══ DATA SHOWN ══

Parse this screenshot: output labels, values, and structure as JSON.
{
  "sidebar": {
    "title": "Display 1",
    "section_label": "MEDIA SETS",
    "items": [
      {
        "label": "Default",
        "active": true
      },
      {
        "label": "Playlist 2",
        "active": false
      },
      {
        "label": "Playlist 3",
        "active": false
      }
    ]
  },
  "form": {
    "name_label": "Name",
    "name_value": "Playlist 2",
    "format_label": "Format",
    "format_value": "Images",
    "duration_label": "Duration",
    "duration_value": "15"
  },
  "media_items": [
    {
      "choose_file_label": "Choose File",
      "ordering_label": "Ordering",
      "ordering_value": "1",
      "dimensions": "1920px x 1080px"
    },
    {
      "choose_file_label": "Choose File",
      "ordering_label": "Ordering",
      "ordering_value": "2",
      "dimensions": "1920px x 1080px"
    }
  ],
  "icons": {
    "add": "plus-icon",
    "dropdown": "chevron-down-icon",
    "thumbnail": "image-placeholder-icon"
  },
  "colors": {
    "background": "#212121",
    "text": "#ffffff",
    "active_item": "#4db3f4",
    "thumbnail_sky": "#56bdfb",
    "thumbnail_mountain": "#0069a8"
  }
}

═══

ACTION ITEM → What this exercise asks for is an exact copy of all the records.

SOLUTION TO THIS TASK →
Parse this screenshot: output labels, values, and structure as JSON.
{
  "sidebar": {
    "title": "Display 1",
    "section_label": "MEDIA SETS",
    "items": [
      {
        "label": "Default",
        "active": true
      },
      {
        "label": "Playlist 2",
        "active": false
      },
      {
        "label": "Playlist 3",
        "active": false
      }
    ]
  },
  "form": {
    "name_label": "Name",
    "name_value": "Playlist 2",
    "format_label": "Format",
    "format_value": "Images",
    "duration_label": "Duration",
    "duration_value": "15"
  },
  "media_items": [
    {
      "choose_file_label": "Choose File",
      "ordering_label": "Ordering",
      "ordering_value": "1",
      "dimensions": "1920px x 1080px"
    },
    {
      "choose_file_label": "Choose File",
      "ordering_label": "Ordering",
      "ordering_value": "2",
      "dimensions": "1920px x 1080px"
    }
  ],
  "icons": {
    "add": "plus-icon",
    "dropdown": "chevron-down-icon",
    "thumbnail": "image-placeholder-icon"
  },
  "colors": {
    "background": "#212121",
    "text": "#ffffff",
    "active_item": "#4db3f4",
    "thumbnail_sky": "#56bdfb",
    "thumbnail_mountain": "#0069a8"
  }
}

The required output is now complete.